Computational approach to Bayesian inference for risk assessment

Date of Completion

January 1998


Biology, Biostatistics|Health Sciences, Toxicology|Statistics
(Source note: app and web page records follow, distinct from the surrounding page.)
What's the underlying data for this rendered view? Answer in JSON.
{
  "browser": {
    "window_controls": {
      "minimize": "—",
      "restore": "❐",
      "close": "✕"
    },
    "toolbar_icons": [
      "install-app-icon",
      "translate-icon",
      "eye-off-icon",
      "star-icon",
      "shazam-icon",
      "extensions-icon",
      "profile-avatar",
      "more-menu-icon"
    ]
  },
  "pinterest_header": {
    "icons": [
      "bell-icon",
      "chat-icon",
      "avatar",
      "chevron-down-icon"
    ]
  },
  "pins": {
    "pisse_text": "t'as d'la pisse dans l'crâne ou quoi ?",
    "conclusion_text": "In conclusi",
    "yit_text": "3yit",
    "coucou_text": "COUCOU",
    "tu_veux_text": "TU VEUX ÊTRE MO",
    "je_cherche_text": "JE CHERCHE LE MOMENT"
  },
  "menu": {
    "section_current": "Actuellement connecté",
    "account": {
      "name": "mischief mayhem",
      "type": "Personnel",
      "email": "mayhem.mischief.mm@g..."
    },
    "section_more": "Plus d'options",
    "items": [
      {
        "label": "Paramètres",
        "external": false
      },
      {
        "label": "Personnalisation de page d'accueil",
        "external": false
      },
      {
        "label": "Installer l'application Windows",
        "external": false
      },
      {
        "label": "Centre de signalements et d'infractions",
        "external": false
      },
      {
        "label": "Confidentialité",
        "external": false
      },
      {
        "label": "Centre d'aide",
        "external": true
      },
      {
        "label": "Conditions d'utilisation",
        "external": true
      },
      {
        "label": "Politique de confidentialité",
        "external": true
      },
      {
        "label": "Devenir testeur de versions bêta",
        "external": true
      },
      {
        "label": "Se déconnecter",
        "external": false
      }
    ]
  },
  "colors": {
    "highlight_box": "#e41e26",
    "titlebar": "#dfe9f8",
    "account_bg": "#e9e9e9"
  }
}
Due to the concern for possible carcinogenic effects of potentially hazardous substances such as chemicals, drugs and food additives, many animal experiments have been conducted to investigate toxicity effects. We investigate three experiments, which have important applications in the risk assessment.^ Bayesian analysis using Gibbs sampling with data augmentation and Metropolis algorithm is used, which find posterior estimates of the model parameters and mortality rates and other several quantities of interest. Model selection based on conditional predictive ordinates from cross-validated data is also developed.^ In the analysis of tumorigenicity experiments with survival/sacrifice data, the times to tumor are often not directly observable. A multi-state model for tumor development and death in the presence of competing risk is useful to describe the passage of a subject. But, analytic and numerical results for the MLE are essentially intractable except in the simple exponential distribution case. Using sampling based approaches can circumvent this problem. We also incorporate the parametric regression to examine the effects of covariates on tumor onset and death rates.^ For the quantal response model, we explore the relationship between the survival probability and the concentration of the toxicity. Bayesian methods for estimating the dose response curves with the one-hit model, the gamma multi-hit model, and their modified versions with Abbott's correction are studied. We investigate the Bayes estimates of the potency curves. In addition, estimation of the "relative additional risk" and the "virtually safe dose" is studied.^ The third experiment presents the analysis of toxicological multivariate mortality data when the discrete mortality rate for a family of subjects at a given time depends on the time and the common toxic level experienced by the family. Our aim is to model and analyze the mortality data such as the fish tank data of O'Hara Hines and Lawless (1993) where the family sizes are substantially large compared to the size of each family. The model used is an extension of Efron's log-logistic model for discretized hazard (1988) with additional time-varying familial random effects. Recent tools in Bayesian model diagnostics have been incorporated to verify further modeling assumptions regarding effect of time and heterogeneity among the families on the mortality rate. ^